What drew you to the law?
Even as a child I was fascinated by the law, imagining myself as a modern-day Clarence Darrow defending the innocent. In middle school I picked the Sacco and Vanzetti trial as the subject of one term paper and the Nuremburg trials as the subject of another. I was often told that I had an over-developed sense of justice!
What do you enjoy most about teaching?

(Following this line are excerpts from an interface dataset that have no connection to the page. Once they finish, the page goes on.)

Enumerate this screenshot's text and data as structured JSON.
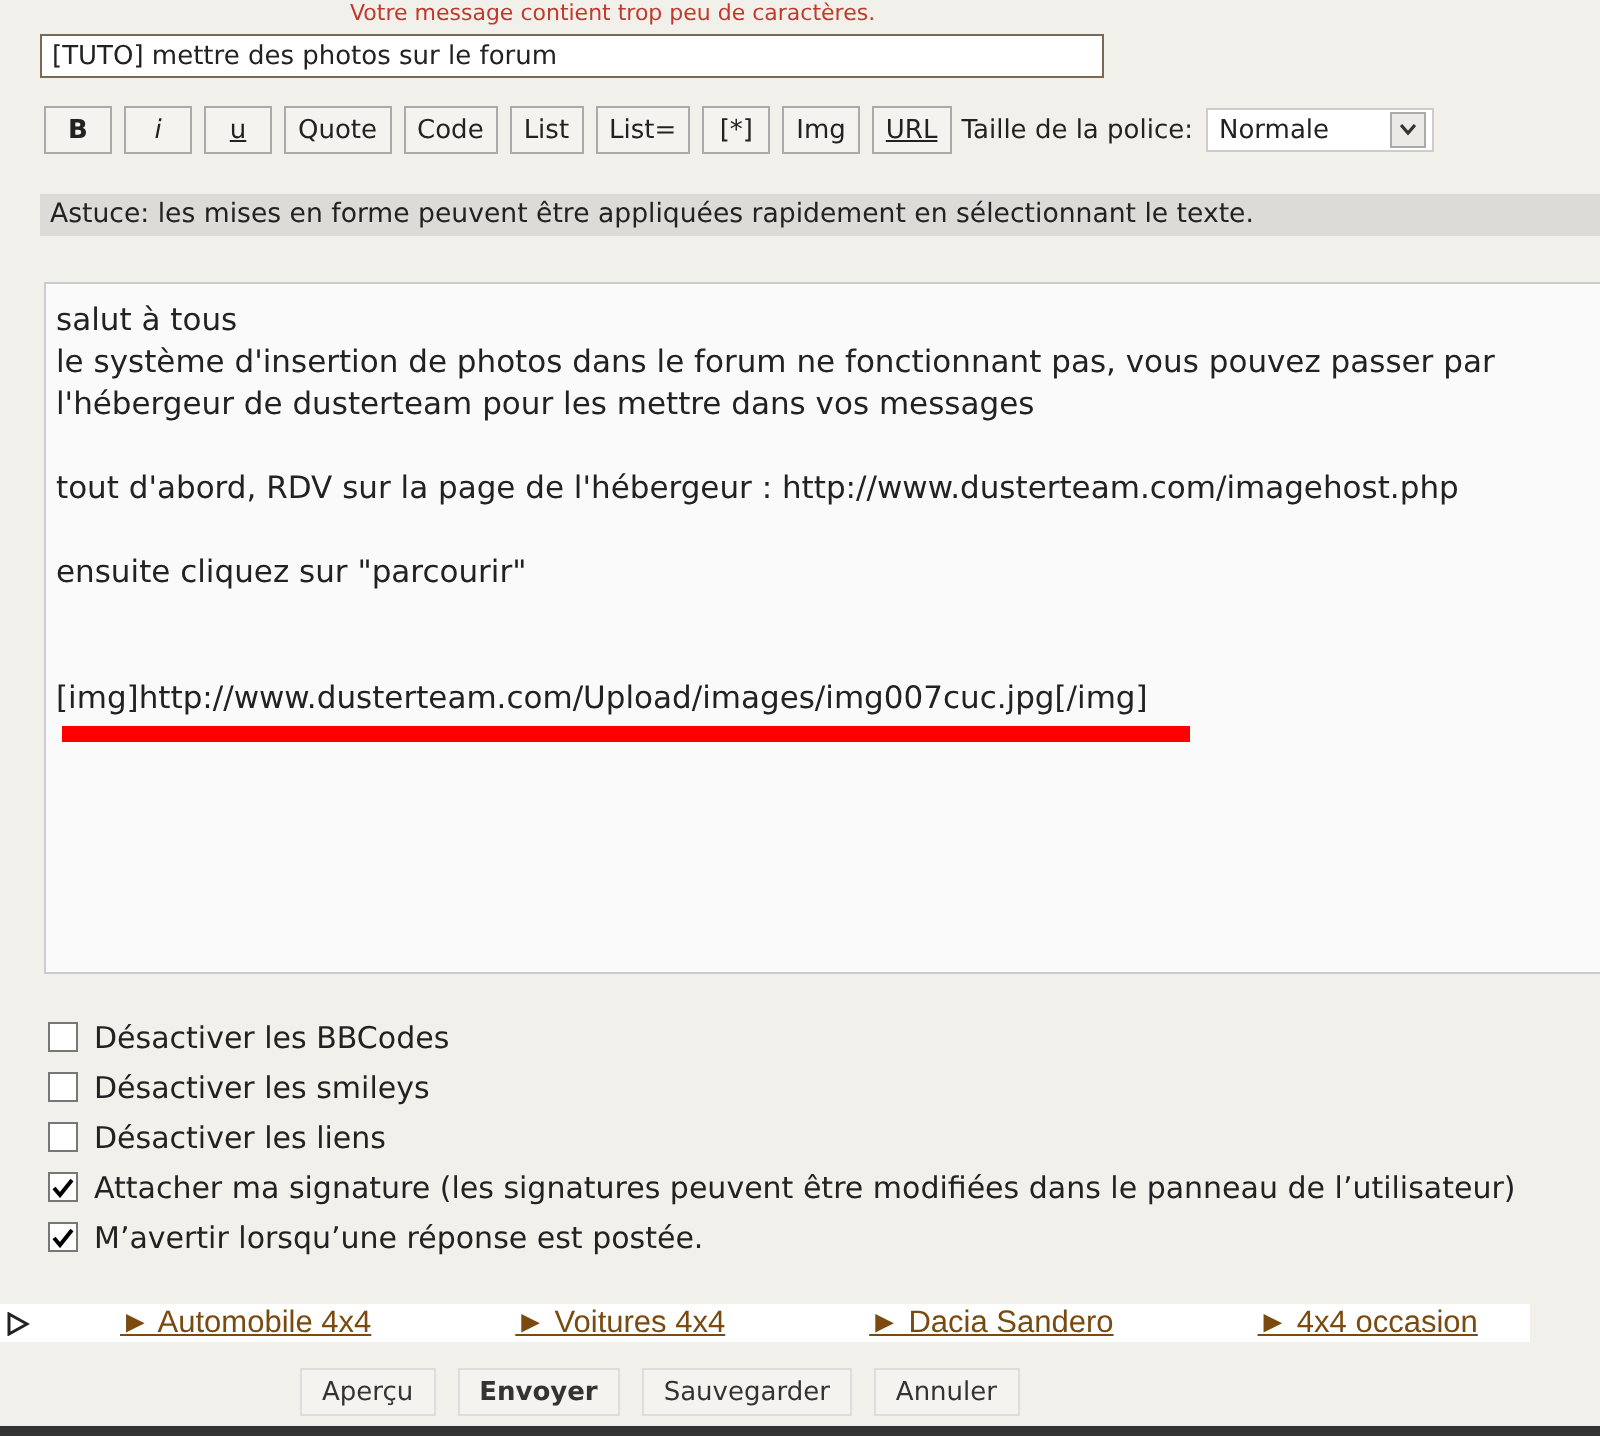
{
  "error_message": "Votre message contient trop peu de caractères.",
  "subject": {
    "value": "[TUTO] mettre des photos sur le forum"
  },
  "toolbar": {
    "buttons": [
      {
        "label": "B",
        "kind": "bold"
      },
      {
        "label": "i",
        "kind": "italic"
      },
      {
        "label": "u",
        "kind": "underline"
      },
      {
        "label": "Quote",
        "kind": "plain"
      },
      {
        "label": "Code",
        "kind": "plain"
      },
      {
        "label": "List",
        "kind": "plain"
      },
      {
        "label": "List=",
        "kind": "plain"
      },
      {
        "label": "[*]",
        "kind": "plain"
      },
      {
        "label": "Img",
        "kind": "plain"
      },
      {
        "label": "URL",
        "kind": "underline"
      }
    ],
    "font_size_label": "Taille de la police:",
    "font_size_value": "Normale"
  },
  "tip": "Astuce: les mises en forme peuvent être appliquées rapidement en sélectionnant le texte.",
  "message": {
    "paragraphs": [
      {
        "kind": "text",
        "lines": [
          "salut à tous",
          "le système d'insertion de photos dans le forum ne fonctionnant pas, vous pouvez passer par",
          "l'hébergeur de dusterteam pour les mettre dans vos messages"
        ]
      },
      {
        "kind": "text",
        "lines": [
          "tout d'abord, RDV sur la page de l'hébergeur : http://www.dusterteam.com/imagehost.php"
        ]
      },
      {
        "kind": "text",
        "lines": [
          "ensuite cliquez sur \"parcourir\""
        ]
      },
      {
        "kind": "bbcode",
        "lines": [
          "[img]http://www.dusterteam.com/Upload/images/img007cuc.jpg[/img]"
        ]
      }
    ]
  },
  "options": [
    {
      "label": "Désactiver les BBCodes",
      "checked": false
    },
    {
      "label": "Désactiver les smileys",
      "checked": false
    },
    {
      "label": "Désactiver les liens",
      "checked": false
    },
    {
      "label": "Attacher ma signature (les signatures peuvent être modifiées dans le panneau de l’utilisateur)",
      "checked": true
    },
    {
      "label": "M’avertir lorsqu’une réponse est postée.",
      "checked": true
    }
  ],
  "ad_links": [
    "► Automobile 4x4",
    "► Voitures 4x4",
    "► Dacia Sandero",
    "► 4x4 occasion"
  ],
  "buttons": [
    {
      "label": "Aperçu",
      "primary": false
    },
    {
      "label": "Envoyer",
      "primary": true
    },
    {
      "label": "Sauvegarder",
      "primary": false
    },
    {
      "label": "Annuler",
      "primary": false
    }
  ]
}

I especially enjoy exploring with students not only what the law is, but also what the law could or should be. In the courses I teach — particularly criminal law and procedure — I like discussing current events (like the recent events in Ferguson, Missouri) to show students how the law is relevant in people’s everyday lives. The law is not simply a neutral set of rules that even-handedly governs behavior; it can have disparate effects on different groups. Understanding how the law affects people strengthens a lawyer’s understanding of the true impact he or she can have on society.

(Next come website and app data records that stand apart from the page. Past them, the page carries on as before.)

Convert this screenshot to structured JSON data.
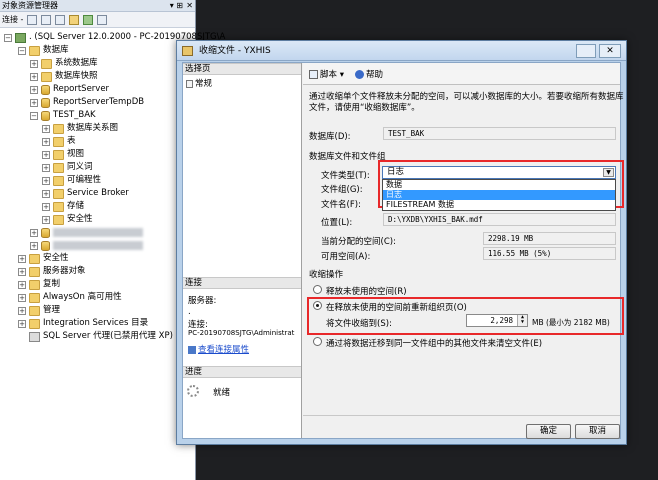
{
  "object_explorer": {
    "title": "对象资源管理器",
    "connect_label": "连接 -",
    "tree": [
      {
        "label": ". (SQL Server 12.0.2000 - PC-20190708SJTG\\A",
        "icon": "server-icon",
        "expander": "−"
      },
      {
        "label": "数据库",
        "icon": "folder-icon",
        "expander": "−"
      },
      {
        "label": "系统数据库",
        "icon": "folder-icon",
        "expander": "+"
      },
      {
        "label": "数据库快照",
        "icon": "folder-icon",
        "expander": "+"
      },
      {
        "label": "ReportServer",
        "icon": "database-icon",
        "expander": "+"
      },
      {
        "label": "ReportServerTempDB",
        "icon": "database-icon",
        "expander": "+"
      },
      {
        "label": "TEST_BAK",
        "icon": "database-icon",
        "expander": "−"
      },
      {
        "label": "数据库关系图",
        "icon": "folder-icon",
        "expander": "+"
      },
      {
        "label": "表",
        "icon": "folder-icon",
        "expander": "+"
      },
      {
        "label": "视图",
        "icon": "folder-icon",
        "expander": "+"
      },
      {
        "label": "同义词",
        "icon": "folder-icon",
        "expander": "+"
      },
      {
        "label": "可编程性",
        "icon": "folder-icon",
        "expander": "+"
      },
      {
        "label": "Service Broker",
        "icon": "folder-icon",
        "expander": "+"
      },
      {
        "label": "存储",
        "icon": "folder-icon",
        "expander": "+"
      },
      {
        "label": "安全性",
        "icon": "folder-icon",
        "expander": "+"
      },
      {
        "label": "",
        "icon": "database-icon",
        "expander": "+"
      },
      {
        "label": "",
        "icon": "database-icon",
        "expander": "+"
      },
      {
        "label": "安全性",
        "icon": "folder-icon",
        "expander": "+"
      },
      {
        "label": "服务器对象",
        "icon": "folder-icon",
        "expander": "+"
      },
      {
        "label": "复制",
        "icon": "folder-icon",
        "expander": "+"
      },
      {
        "label": "AlwaysOn 高可用性",
        "icon": "folder-icon",
        "expander": "+"
      },
      {
        "label": "管理",
        "icon": "folder-icon",
        "expander": "+"
      },
      {
        "label": "Integration Services 目录",
        "icon": "folder-icon",
        "expander": "+"
      },
      {
        "label": "SQL Server 代理(已禁用代理 XP)",
        "icon": "agent-icon",
        "expander": ""
      }
    ]
  },
  "dialog": {
    "title": "收缩文件 - YXHIS",
    "left_pane": {
      "select_page_header": "选择页",
      "page_general": "常规",
      "connection_header": "连接",
      "server_label": "服务器:",
      "server_value": ".",
      "connection_label": "连接:",
      "connection_value": "PC-20190708SJTG\\Administrat",
      "view_props_link": "查看连接属性",
      "progress_header": "进度",
      "progress_status": "就绪"
    },
    "toolbar": {
      "script_label": "脚本",
      "help_label": "帮助"
    },
    "description": "通过收缩单个文件释放未分配的空间，可以减小数据库的大小。若要收缩所有数据库文件，请使用“收缩数据库”。",
    "db_label": "数据库(D):",
    "db_value": "TEST_BAK",
    "files_section": "数据库文件和文件组",
    "file_type_label": "文件类型(T):",
    "file_type_value": "日志",
    "file_type_options": [
      "数据",
      "日志",
      "FILESTREAM 数据"
    ],
    "filegroup_label": "文件组(G):",
    "filename_label": "文件名(F):",
    "location_label": "位置(L):",
    "location_value": "D:\\YXDB\\YXHIS_BAK.mdf",
    "allocated_label": "当前分配的空间(C):",
    "allocated_value": "2298.19 MB",
    "available_label": "可用空间(A):",
    "available_value": "116.55 MB (5%)",
    "shrink_section": "收缩操作",
    "opt_release": "释放未使用的空间(R)",
    "opt_reorganize": "在释放未使用的空间前重新组织页(O)",
    "shrink_to_label": "将文件收缩到(S):",
    "shrink_to_value": "2,298",
    "shrink_unit": "MB (最小为 2182 MB)",
    "opt_empty": "通过将数据迁移到同一文件组中的其他文件来清空文件(E)",
    "ok_label": "确定",
    "cancel_label": "取消"
  },
  "colors": {
    "highlight": "#e8282a",
    "title_bar": "#c2d6ee",
    "selection": "#3399ff"
  }
}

What do you hope students gain from your courses?
I believe that students need to understand more than the law — including the effects of the law on people’s lives — to be good lawyers. For instance, in my Adoption Law class, we examine the psychology and sociology of adoption so that as lawyers my students can be effective counselors as well as advocates for each member of the adoption triad (birth parents, adopted person, and adoptive parents). As the Rules of Professional Responsibility note, in order to appropriately serve clients a lawyer may need to “refer not only to law but to other considerations such as moral, economic, social and political factors, that may be relevant to the client’s situation.”
What did you do prior to entering academia?

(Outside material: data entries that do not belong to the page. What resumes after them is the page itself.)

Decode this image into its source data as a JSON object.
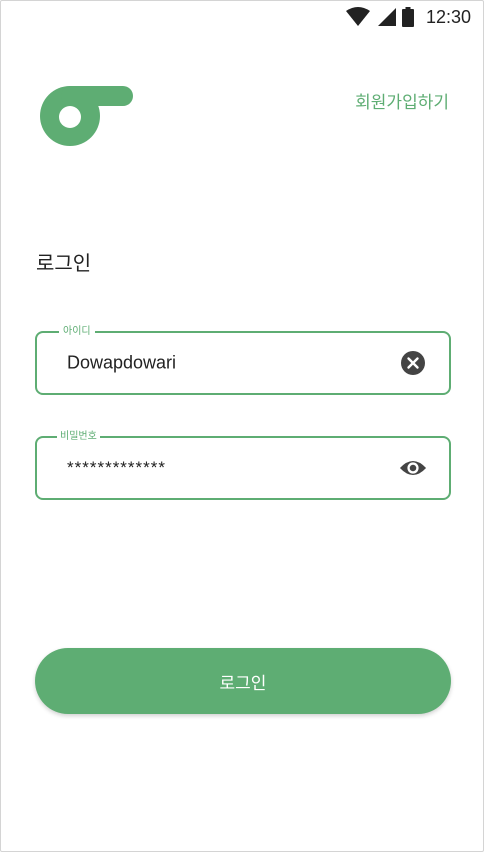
{
  "status_bar": {
    "time": "12:30",
    "icons": [
      "wifi-icon",
      "cell-signal-icon",
      "battery-icon"
    ]
  },
  "header": {
    "logo_icon": "brand-logo-icon",
    "signup_label": "회원가입하기"
  },
  "page_title": "로그인",
  "form": {
    "id_field": {
      "label": "아이디",
      "value": "Dowapdowari",
      "action_icon": "clear-icon"
    },
    "password_field": {
      "label": "비밀번호",
      "value": "*************",
      "action_icon": "eye-icon"
    }
  },
  "login_button_label": "로그인",
  "colors": {
    "accent": "#5ead73",
    "text": "#222222",
    "icon": "#444444"
  }
}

I had the privilege of working as a briefing attorney (the traditional law clerk position), research attorney and staff attorney for wonderful judges at the Dallas Court of Appeals. Working for the court was invaluable experience, perhaps equal in education to law school itself, in understanding the law.
What are you passionate about outside of the law?
My kids. My daughters were adopted from China, which has also sparked an interest in China. We spent a semester in China in 2007, when I was a Fulbright Scholar teaching at Xiamen University Law School.
What are your research interests?
My interests are eclectic. I’ve written in areas as diverse as evidence doctrine and feminist theory, the Constitution’s requirement that the president be a natural-born citizen, prohibitions on attorney-client sexual relations and differences in how American and Chinese lawyers are trained. My most recent articles focus on adoption law.